● **DATA SUPPLIED**:
^^^^^^^^

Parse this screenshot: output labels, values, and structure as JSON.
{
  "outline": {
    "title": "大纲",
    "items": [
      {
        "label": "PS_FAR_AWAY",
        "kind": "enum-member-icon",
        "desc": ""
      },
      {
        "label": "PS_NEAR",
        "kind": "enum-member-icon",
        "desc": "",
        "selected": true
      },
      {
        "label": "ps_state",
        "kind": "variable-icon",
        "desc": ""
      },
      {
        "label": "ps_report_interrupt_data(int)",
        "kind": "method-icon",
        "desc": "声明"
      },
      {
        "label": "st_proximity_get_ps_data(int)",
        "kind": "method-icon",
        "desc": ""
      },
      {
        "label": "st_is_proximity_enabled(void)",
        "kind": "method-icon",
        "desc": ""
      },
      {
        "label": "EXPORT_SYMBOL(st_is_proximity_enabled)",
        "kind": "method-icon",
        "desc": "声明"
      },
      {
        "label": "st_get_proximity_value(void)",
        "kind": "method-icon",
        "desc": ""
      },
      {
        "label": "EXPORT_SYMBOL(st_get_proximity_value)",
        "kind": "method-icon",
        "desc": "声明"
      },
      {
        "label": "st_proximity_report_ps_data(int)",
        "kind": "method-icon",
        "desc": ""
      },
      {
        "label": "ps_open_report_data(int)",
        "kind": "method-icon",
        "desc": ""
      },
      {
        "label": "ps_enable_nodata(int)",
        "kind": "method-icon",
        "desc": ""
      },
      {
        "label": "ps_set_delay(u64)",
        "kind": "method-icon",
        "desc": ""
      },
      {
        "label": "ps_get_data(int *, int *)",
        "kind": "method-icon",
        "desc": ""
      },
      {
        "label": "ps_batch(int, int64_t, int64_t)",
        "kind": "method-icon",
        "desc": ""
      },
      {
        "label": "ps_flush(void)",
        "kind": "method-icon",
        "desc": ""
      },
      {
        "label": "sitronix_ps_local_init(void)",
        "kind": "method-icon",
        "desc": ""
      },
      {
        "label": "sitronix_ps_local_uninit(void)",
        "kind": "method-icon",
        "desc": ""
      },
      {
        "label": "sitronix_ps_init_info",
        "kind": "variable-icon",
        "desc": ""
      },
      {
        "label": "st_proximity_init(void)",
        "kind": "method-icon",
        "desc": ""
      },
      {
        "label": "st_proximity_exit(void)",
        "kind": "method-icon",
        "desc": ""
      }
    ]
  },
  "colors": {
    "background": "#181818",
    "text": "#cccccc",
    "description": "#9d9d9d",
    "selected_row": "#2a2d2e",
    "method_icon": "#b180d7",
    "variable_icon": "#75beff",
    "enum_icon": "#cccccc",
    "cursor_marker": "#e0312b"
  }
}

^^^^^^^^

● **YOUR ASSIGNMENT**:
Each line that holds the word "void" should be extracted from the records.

● **TASK OUTPUT**:
        "label": "st_is_proximity_enabled(void)",
        "label": "st_get_proximity_value(void)",
        "label": "ps_flush(void)",
        "label": "sitronix_ps_local_init(void)",
        "label": "sitronix_ps_local_uninit(void)",
        "label": "st_proximity_init(void)",
        "label": "st_proximity_exit(void)",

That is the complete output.